Posts Tagged ‘dubai’

border issues for climbers at September 2013

Tuesday, September 10th, 2013

When I first came to the UAE in early 2005, access through the border for the major cliffs in nearby parts of Oman was like this:

  • Khasab area: tedious passage through UAE and Oman border posts
  • Wadi Bih area: just drive there
  • Dibba area: ditto
  • Hatta area: ditto
  • Wonderwall area: ditto

But, sadly, now, for non-GCC citizens, it looks like this:

The Wonderwall situation has seen the most recent deterioration. In the last few years it has been necessary to take passports but possible to pass through the UAE border post at Hili without a UAE visa exit stamp if you said you were just visiting Buraimi. Now that border post will require you to get an exit stamp, drive to the nearest Oman border post and formally enter Oman, exit Oman again and show those Oman entry/ exit stamps when you return to the UAE. This will add considerable time and expense to a visit.

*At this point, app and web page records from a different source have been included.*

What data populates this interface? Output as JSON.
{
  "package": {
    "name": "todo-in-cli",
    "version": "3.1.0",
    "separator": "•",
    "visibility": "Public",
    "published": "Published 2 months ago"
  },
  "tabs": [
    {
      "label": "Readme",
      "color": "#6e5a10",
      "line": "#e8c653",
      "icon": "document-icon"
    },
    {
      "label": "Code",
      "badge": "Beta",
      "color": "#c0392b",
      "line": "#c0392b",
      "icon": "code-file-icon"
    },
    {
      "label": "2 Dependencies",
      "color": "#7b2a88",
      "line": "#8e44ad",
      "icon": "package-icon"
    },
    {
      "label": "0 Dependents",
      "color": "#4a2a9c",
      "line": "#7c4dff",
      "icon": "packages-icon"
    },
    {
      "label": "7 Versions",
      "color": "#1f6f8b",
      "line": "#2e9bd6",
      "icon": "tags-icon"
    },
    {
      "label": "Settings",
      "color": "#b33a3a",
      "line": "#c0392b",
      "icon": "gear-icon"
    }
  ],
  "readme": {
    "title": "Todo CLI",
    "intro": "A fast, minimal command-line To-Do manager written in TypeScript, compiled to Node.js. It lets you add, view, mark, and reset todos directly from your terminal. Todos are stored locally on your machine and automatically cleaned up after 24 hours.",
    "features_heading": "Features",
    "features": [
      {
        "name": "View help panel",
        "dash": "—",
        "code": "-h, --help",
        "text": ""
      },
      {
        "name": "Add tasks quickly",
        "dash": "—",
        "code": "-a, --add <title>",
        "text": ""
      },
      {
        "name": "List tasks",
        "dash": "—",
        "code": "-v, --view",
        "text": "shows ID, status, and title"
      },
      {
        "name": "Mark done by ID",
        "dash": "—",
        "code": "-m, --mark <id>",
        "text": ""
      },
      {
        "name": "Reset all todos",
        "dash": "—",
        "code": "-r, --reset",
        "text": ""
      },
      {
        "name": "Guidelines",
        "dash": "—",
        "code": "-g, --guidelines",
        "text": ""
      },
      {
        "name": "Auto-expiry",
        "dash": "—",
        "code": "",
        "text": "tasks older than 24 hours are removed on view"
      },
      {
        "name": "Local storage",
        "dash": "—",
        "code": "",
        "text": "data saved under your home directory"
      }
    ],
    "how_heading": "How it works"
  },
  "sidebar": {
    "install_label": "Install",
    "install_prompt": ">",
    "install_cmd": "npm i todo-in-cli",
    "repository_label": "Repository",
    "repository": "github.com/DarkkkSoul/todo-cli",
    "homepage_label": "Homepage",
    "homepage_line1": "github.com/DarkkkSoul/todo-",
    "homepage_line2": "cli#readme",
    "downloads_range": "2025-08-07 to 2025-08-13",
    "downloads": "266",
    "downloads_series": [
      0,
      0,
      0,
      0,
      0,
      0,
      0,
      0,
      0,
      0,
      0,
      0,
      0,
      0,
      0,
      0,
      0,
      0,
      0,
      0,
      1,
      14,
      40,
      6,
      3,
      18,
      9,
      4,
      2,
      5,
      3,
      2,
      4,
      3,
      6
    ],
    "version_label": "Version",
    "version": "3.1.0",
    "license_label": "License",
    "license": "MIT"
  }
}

One way around this is to drive toward Hatta crag instead, passing the UAE police check just east of Madam. Then drive past the Hatta crag turn as if driving toward Hatta town, but look for a turn to the right (south) at a Shell gas station. That minor road takes a twisting path southwards east of Jebel Sumaini into “between the border posts” Omani territory. There is an Omani police post on this road but current information is that they only check passports. About 60km from the Shell station is a junction. Go left there, then after about 20km turn right (west) on to a major road (the Sohar – Al Ain highway). After about 15km the roundabout on the established Wonderwall approach drive will be seen. Go left (south) there and follow instructions in the guidebook to reach the cliff.

Note that this approach was known to “work” at September 2013, but could be subject to change at any time. It is always worth seeking out an update opinion, for example, from the Real UAE Climbers Facebook group.

This map shows the layout (click on it for higher resolution). Border line is black, major and minor roads in red. Border posts are shown by national flags, police check points by a police symbol.



For Dubai climbers the route described above will add only 10-20 minutes more to the journey but for Abu Dhabi climbers the drive will be 3 hours or more each way. The best alternative for Abu Dhabi (or Al Ain) climbers would be to exit the UAE through the southern border post at Mazyad then immediately go through the nearby Oman post just to the south. About 3km south of the Oman border post is a roundabout. Turn left (east) there, on a black top road which loops back close to the border toward Wonderwall, passing a police check point. The negative aspect of this route is that the full visa exit/ entry/ exit/ re-entry procedure would have to be followed. However it is slightly more logical than the situation further north where the Oman border post on the Al Ain – Sohar road is far to the east of Wonderwall.

For any of these routes, returning the same way will be very important.


City of Life – go see it!

Thursday, April 22nd, 2010

More than slightly off-topic I know, but I thought I would make a small detour into movie reviewing …

City of Life goes on general release across the UAE from today and I recommend any UAE-based reader to try to catch it. I was lucky enough to see the second “premiere” of the film a few weeks ago at the Gulf Film Festival (where my wife was also showing a film). Two reasons to bother: 1. cinematically it is likely to be the best made portrayal of Dubai you’ll ever see and 2. it will probably become quite controversial.

The film is a Robert Altman style intertwining of three independent storylines: the urban adventures of two bored young Emirati guys, the struggles of a feisty but broke Indian taxi driver with Bollywood ambitions and – weakest and most cliche’d of the three – a romance between a clueless Hungarian air stewardess and noxious Brit yuppie. Actually there’s a fourth plot, scarcely revealed – but discussing it would spoil the ending. None of the stories are very original or profound but they are entertaining enough. The pleasure of the film is the camerawork (though the film is promoted as the first ever locally-produced full-length feature, I’d guess much of the technical expertise was imported).

Surprisingly for a film that must have been fairly carefully vetted before screening, the image of Dubai that emerges is distinctly seedy. Alcohol is consumed prodigiously throughout – by locals as well as expats – and almost every character is chasing sex, money or adrenaline – or some combination of the three. And the locals drive dangerously! It is hard to imagine that there won’t be a backlash from the pious and uptight. At a minimum the newspaper letter pages should be lively whilst the film is on release!

Here’s the trailer.